Why You Need to Know Them: An ever-widening “team of technologists and storytellers creating new ways to connect brands and audiences,” B-Reel Creative is the place where far-fetched ideas are met with a question, “Who is going to pay for that,” not spoken in an incredulous tone, but merely enquiring which current or potential client will it suit the most. Dream it up, build it, use it. Nearly anything is workable among the members of this egalitarian tribe founded in Sweden by five creative, and expanding to six offices worldwide, staffed by 170 designers, writers, strategists, producers, and developers.
First Fika: It really is a Swedish company, founded on the precepts of that country’s ideals and hence operating on a lack of hierarchy and free-ranging coffee breaks, called Fikas. Several New York B-Reelers shared how this process works, and the freewheeling document-sharing collaboration sounds less like the chaos of a doomed startup and more like a collective consciousness of eager and capable contributors. The distinction is in what this and other innovators in the media design space have discovered: there are a lot of good ideas out there, and they work better when unimpeded by bureaucratic process.

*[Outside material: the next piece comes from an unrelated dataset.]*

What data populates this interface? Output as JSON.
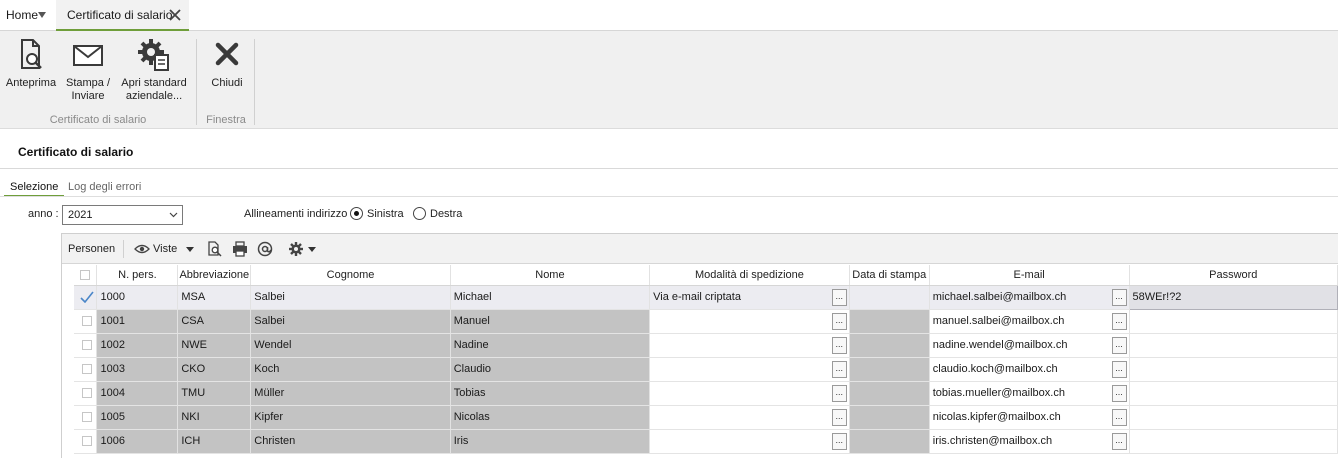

But it Really is Mostly for the Creative: No one is saying this is the only way to do business, but it’s a lovely way to cultivate something that can really be called “new.” It’s harder and harder to be new in an era of limitless production tools and outlets, unless you listen to voices from various far reaches of creative use.
So Who Are These People? Let’s talk to some of them. Mike Potter has a film and video background, and took on the role that is loosely called “art director” after several freelance collaborations with B-Reel. But in keeping with the ever-shifting everything all around us, that role grows and changes with needs and interests. “B-Reel lets all of us have our dream job,” he said, “They’ll support anything you come up with.”
“Eliminating Process, Get it Done as Quickly as Possible.” Wes Falk, a producer, also started in film and video and studied marketing with the hopes of having a paying job. Coming from the mega corporate world into B-Reel, he’s glad to have escaped political and hierarchical project stalemates and see ideas readily come to fruition. “They pulled me from the world of the 30-second spot into this world, and it was unexpected, unintentional, and the best decision I ever made.”
Making Stuff Move with Code: They really do have to know what they’re doing, too. Eric Heaton has a programming background and has moved between art director and technology director roles at B-Reel. His days are often filled with troubleshooting and code fixes, but it’s balanced with hands-on project work. “It’s a good work/life balance, too. If you’re working late, you’re there because you want to be there.”